Top of Data extracts

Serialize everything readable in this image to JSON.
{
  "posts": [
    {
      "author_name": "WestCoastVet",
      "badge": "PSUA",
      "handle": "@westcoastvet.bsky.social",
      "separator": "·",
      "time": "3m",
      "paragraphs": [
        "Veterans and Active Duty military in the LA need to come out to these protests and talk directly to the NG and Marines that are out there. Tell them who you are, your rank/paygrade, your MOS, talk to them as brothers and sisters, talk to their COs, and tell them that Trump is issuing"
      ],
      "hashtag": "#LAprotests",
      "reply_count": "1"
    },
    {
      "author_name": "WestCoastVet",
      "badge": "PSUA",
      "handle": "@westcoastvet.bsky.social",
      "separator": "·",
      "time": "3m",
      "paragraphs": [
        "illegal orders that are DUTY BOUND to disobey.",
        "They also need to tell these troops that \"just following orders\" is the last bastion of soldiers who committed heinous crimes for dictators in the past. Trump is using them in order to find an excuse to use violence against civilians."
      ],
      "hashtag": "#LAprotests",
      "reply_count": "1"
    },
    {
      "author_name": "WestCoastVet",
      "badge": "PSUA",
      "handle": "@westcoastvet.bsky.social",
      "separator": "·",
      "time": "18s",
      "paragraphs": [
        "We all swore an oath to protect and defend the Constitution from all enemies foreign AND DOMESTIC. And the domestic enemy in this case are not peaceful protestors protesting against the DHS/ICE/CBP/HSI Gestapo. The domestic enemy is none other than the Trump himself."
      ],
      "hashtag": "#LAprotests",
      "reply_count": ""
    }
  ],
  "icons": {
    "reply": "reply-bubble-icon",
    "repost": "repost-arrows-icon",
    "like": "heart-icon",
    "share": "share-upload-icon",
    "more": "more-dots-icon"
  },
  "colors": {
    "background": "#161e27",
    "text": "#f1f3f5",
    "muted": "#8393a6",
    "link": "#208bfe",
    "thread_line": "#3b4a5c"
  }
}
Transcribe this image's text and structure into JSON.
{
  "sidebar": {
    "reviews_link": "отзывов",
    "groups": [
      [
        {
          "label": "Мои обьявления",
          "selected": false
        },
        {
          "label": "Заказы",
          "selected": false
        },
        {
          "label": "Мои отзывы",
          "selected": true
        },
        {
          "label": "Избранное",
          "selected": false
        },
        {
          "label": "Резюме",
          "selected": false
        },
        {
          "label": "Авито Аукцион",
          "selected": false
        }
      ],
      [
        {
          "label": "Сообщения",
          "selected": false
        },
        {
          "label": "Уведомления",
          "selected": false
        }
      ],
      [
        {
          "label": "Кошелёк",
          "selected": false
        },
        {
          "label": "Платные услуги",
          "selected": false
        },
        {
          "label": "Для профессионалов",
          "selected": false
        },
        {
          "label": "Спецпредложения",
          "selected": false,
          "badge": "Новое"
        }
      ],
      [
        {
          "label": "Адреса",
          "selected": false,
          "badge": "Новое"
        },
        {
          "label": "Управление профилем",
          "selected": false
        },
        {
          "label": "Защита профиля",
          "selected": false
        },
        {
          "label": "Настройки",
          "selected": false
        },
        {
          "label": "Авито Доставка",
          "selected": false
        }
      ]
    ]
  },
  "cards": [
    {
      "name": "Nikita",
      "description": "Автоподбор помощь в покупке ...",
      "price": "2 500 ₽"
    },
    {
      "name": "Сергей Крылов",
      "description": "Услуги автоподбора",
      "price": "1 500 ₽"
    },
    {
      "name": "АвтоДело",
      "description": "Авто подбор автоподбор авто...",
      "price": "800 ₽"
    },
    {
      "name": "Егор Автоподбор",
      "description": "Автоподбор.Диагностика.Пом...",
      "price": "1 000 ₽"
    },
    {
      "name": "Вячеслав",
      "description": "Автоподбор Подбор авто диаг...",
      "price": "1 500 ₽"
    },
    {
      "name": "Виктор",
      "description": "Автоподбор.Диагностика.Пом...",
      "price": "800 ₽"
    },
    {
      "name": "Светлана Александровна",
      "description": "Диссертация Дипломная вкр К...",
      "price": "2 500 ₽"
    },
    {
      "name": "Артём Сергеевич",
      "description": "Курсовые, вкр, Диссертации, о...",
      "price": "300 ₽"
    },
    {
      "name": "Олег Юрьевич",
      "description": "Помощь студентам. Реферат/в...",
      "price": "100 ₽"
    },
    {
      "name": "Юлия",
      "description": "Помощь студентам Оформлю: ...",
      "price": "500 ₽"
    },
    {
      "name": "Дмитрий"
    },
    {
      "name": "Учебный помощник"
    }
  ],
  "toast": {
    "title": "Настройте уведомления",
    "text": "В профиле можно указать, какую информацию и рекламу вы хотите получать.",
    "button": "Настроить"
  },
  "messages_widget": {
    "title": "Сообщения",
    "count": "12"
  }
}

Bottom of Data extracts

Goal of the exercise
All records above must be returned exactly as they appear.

Expected output
Serialize everything readable in this image to JSON.
{
  "posts": [
    {
      "author_name": "WestCoastVet",
      "badge": "PSUA",
      "handle": "@westcoastvet.bsky.social",
      "separator": "·",
      "time": "3m",
      "paragraphs": [
        "Veterans and Active Duty military in the LA need to come out to these protests and talk directly to the NG and Marines that are out there. Tell them who you are, your rank/paygrade, your MOS, talk to them as brothers and sisters, talk to their COs, and tell them that Trump is issuing"
      ],
      "hashtag": "#LAprotests",
      "reply_count": "1"
    },
    {
      "author_name": "WestCoastVet",
      "badge": "PSUA",
      "handle": "@westcoastvet.bsky.social",
      "separator": "·",
      "time": "3m",
      "paragraphs": [
        "illegal orders that are DUTY BOUND to disobey.",
        "They also need to tell these troops that \"just following orders\" is the last bastion of soldiers who committed heinous crimes for dictators in the past. Trump is using them in order to find an excuse to use violence against civilians."
      ],
      "hashtag": "#LAprotests",
      "reply_count": "1"
    },
    {
      "author_name": "WestCoastVet",
      "badge": "PSUA",
      "handle": "@westcoastvet.bsky.social",
      "separator": "·",
      "time": "18s",
      "paragraphs": [
        "We all swore an oath to protect and defend the Constitution from all enemies foreign AND DOMESTIC. And the domestic enemy in this case are not peaceful protestors protesting against the DHS/ICE/CBP/HSI Gestapo. The domestic enemy is none other than the Trump himself."
      ],
      "hashtag": "#LAprotests",
      "reply_count": ""
    }
  ],
  "icons": {
    "reply": "reply-bubble-icon",
    "repost": "repost-arrows-icon",
    "like": "heart-icon",
    "share": "share-upload-icon",
    "more": "more-dots-icon"
  },
  "colors": {
    "background": "#161e27",
    "text": "#f1f3f5",
    "muted": "#8393a6",
    "link": "#208bfe",
    "thread_line": "#3b4a5c"
  }
}
Transcribe this image's text and structure into JSON.
{
  "sidebar": {
    "reviews_link": "отзывов",
    "groups": [
      [
        {
          "label": "Мои обьявления",
          "selected": false
        },
        {
          "label": "Заказы",
          "selected": false
        },
        {
          "label": "Мои отзывы",
          "selected": true
        },
        {
          "label": "Избранное",
          "selected": false
        },
        {
          "label": "Резюме",
          "selected": false
        },
        {
          "label": "Авито Аукцион",
          "selected": false
        }
      ],
      [
        {
          "label": "Сообщения",
          "selected": false
        },
        {
          "label": "Уведомления",
          "selected": false
        }
      ],
      [
        {
          "label": "Кошелёк",
          "selected": false
        },
        {
          "label": "Платные услуги",
          "selected": false
        },
        {
          "label": "Для профессионалов",
          "selected": false
        },
        {
          "label": "Спецпредложения",
          "selected": false,
          "badge": "Новое"
        }
      ],
      [
        {
          "label": "Адреса",
          "selected": false,
          "badge": "Новое"
        },
        {
          "label": "Управление профилем",
          "selected": false
        },
        {
          "label": "Защита профиля",
          "selected": false
        },
        {
          "label": "Настройки",
          "selected": false
        },
        {
          "label": "Авито Доставка",
          "selected": false
        }
      ]
    ]
  },
  "cards": [
    {
      "name": "Nikita",
      "description": "Автоподбор помощь в покупке ...",
      "price": "2 500 ₽"
    },
    {
      "name": "Сергей Крылов",
      "description": "Услуги автоподбора",
      "price": "1 500 ₽"
    },
    {
      "name": "АвтоДело",
      "description": "Авто подбор автоподбор авто...",
      "price": "800 ₽"
    },
    {
      "name": "Егор Автоподбор",
      "description": "Автоподбор.Диагностика.Пом...",
      "price": "1 000 ₽"
    },
    {
      "name": "Вячеслав",
      "description": "Автоподбор Подбор авто диаг...",
      "price": "1 500 ₽"
    },
    {
      "name": "Виктор",
      "description": "Автоподбор.Диагностика.Пом...",
      "price": "800 ₽"
    },
    {
      "name": "Светлана Александровна",
      "description": "Диссертация Дипломная вкр К...",
      "price": "2 500 ₽"
    },
    {
      "name": "Артём Сергеевич",
      "description": "Курсовые, вкр, Диссертации, о...",
      "price": "300 ₽"
    },
    {
      "name": "Олег Юрьевич",
      "description": "Помощь студентам. Реферат/в...",
      "price": "100 ₽"
    },
    {
      "name": "Юлия",
      "description": "Помощь студентам Оформлю: ...",
      "price": "500 ₽"
    },
    {
      "name": "Дмитрий"
    },
    {
      "name": "Учебный помощник"
    }
  ],
  "toast": {
    "title": "Настройте уведомления",
    "text": "В профиле можно указать, какую информацию и рекламу вы хотите получать.",
    "button": "Настроить"
  },
  "messages_widget": {
    "title": "Сообщения",
    "count": "12"
  }
}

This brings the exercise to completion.